Sherif Mansour, the Middle East and North Africa program coordinator for the Committee to Protect Journalists, said in an interview with the Associated Press, reporters often get targeted because they are “much easier to frame” as spies.
Additionally, in more signs of a brutal crackdown, the regime jailed and sentenced two Iranian poets. Fatemeh Ekhtesari, a practicing obstetrician, and Mehdi Mousavi, a trained doctor who teaches literature and poetry, were first arrested in December 2013, months after Hassan Rouhani took office and sentenced to 99 lashes apiece for shaking hands with members of the opposite sex. Ekhtesari received an 11½-year prison sentence, while Mousavi got nine years on charges ranging from propaganda against the state to “insulting sanctities,” as well as the lashings, according to PEN America, an organization promoting literature and freedom of speech.
“I think people thought with the nuclear deal, there would be sort of a bit of a thaw as well or a bit of an opening up,” said Karin Deutsch Karlekar, the director of Free Expression Programs at PEN America. “I think the judiciary is sort of pushing back and trying to make clear that there isn’t going to be that opening people were hoping for.”
Shaheed’s report detailed a grisly butcher’s bill of death by the regime:
- Between Jan. 1 to Sept. 15 this year, Tehran hanged at least 694 people, the highest rate of executions under the regime in 25 years;
- The bulk of the crimes committed by those executed were for non-violent, political or drug offenses;
- By way of comparison, in the last year of Mohammad Khatami’s term as president in 2005, the regime carried out a total of 91 executions according to the report; nearly doubling in the first year of Mahmoud Ahmadinejad’s term to 177 executions;
- According to Shaheed, the Iran regime executes more people per capita than any other country on the planet.
In addition to drug crimes, Iranian law applies the death penalty for a range of offenses: from threats to “the security of the state” to “enmity towards God,” also known as moharebeh, to “insults against the memory of Imam Khomeini and against the supreme leader of the Islamic Republic,” according to the State Department’s 2014 human rights report on Iran. “Prosecutors frequently used moharebeh as a criminal charge against political dissidents and journalists, accusing them of struggling against the precepts of Islam and against the state that upholds those precepts.”
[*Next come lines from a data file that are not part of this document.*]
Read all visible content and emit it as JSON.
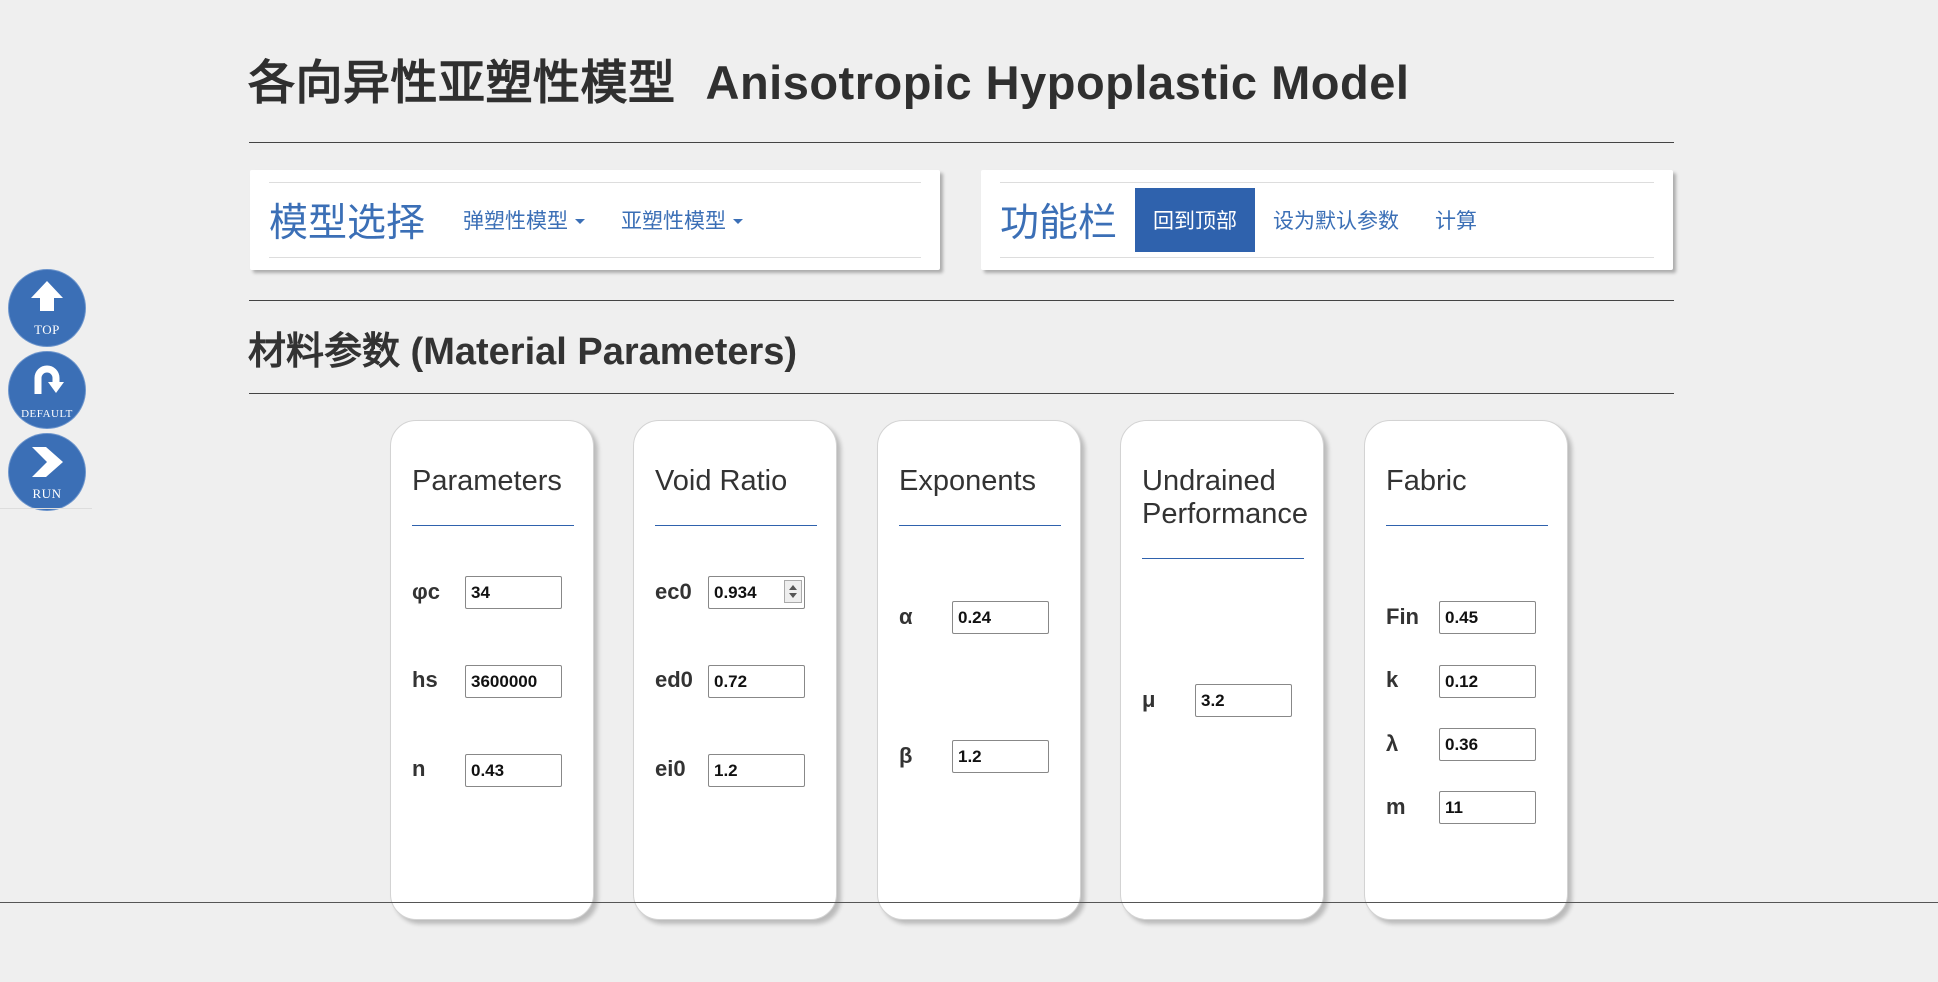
{
  "page": {
    "title_cn": "各向异性亚塑性模型",
    "title_en": "Anisotropic Hypoplastic Model"
  },
  "model_panel": {
    "brand": "模型选择",
    "items": [
      {
        "label": "弹塑性模型"
      },
      {
        "label": "亚塑性模型"
      }
    ]
  },
  "function_panel": {
    "brand": "功能栏",
    "items": [
      {
        "label": "回到顶部",
        "active": true
      },
      {
        "label": "设为默认参数"
      },
      {
        "label": "计算"
      }
    ]
  },
  "section": {
    "title": "材料参数 (Material Parameters)"
  },
  "side_buttons": [
    {
      "label": "TOP",
      "icon": "arrow-up-icon"
    },
    {
      "label": "DEFAULT",
      "icon": "return-arrow-icon"
    },
    {
      "label": "RUN",
      "icon": "chevron-right-icon"
    }
  ],
  "cards": [
    {
      "title": "Parameters",
      "params": [
        {
          "label": "φc",
          "value": "34"
        },
        {
          "label": "hs",
          "value": "3600000"
        },
        {
          "label": "n",
          "value": "0.43"
        }
      ]
    },
    {
      "title": "Void Ratio",
      "params": [
        {
          "label": "ec0",
          "value": "0.934"
        },
        {
          "label": "ed0",
          "value": "0.72"
        },
        {
          "label": "ei0",
          "value": "1.2"
        }
      ]
    },
    {
      "title": "Exponents",
      "params": [
        {
          "label": "α",
          "value": "0.24"
        },
        {
          "label": "β",
          "value": "1.2"
        }
      ]
    },
    {
      "title": "Undrained Performance",
      "params": [
        {
          "label": "μ",
          "value": "3.2"
        }
      ]
    },
    {
      "title": "Fabric",
      "params": [
        {
          "label": "Fin",
          "value": "0.45"
        },
        {
          "label": "k",
          "value": "0.12"
        },
        {
          "label": "λ",
          "value": "0.36"
        },
        {
          "label": "m",
          "value": "11"
        }
      ]
    }
  ],
  "colors": {
    "accent": "#2f62ad",
    "link": "#3b6fb6",
    "background": "#efefef"
  }
}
Shaheed said a “deeply flawed justice system” that violates international standards and national laws sits at the heart of Iran’s human rights troubles. He said he continues “to receive frequent, alarming reports” about the mistreatment of detainees and the use of torture to obtain confessions. Many of the accused lack access to defense lawyers.
The authorities, he said, have also refused to acknowledge rights for gay, lesbian, or transgender individuals, saying it is incompatible with sharia law. And authorities have imposed harsh sentences, including the death penalty, for posting articles on social media deemed offensive to the government. A semi-official news outlet reported that more than 480 people were flogged during the first two weeks of Ramadan for not fasting.
The regime refused comment on Shaheed’s report and in fact has consistently refused to allow entry into Iran by Shaheed or any member of his office to see first-hand the human rights abuses going on in Iran.
In fact, while Shaheed was issuing his report, Rouhani was holding forth with state-controlled media IRNA in a ceremony welcoming the new Spanish ambassador to Iran, saying he believed sanctions on the regime would be lifted as early as the end of this year, again contradicting assurances by the nuclear deal proponents that the sanctions removal would only come after the regime had met its obligations for dismantling its nuclear infrastructure.
Clearly the regime remains committed to its policy of public executions and cares not a whit about international opinion on the matter.
By Michael Tomlinson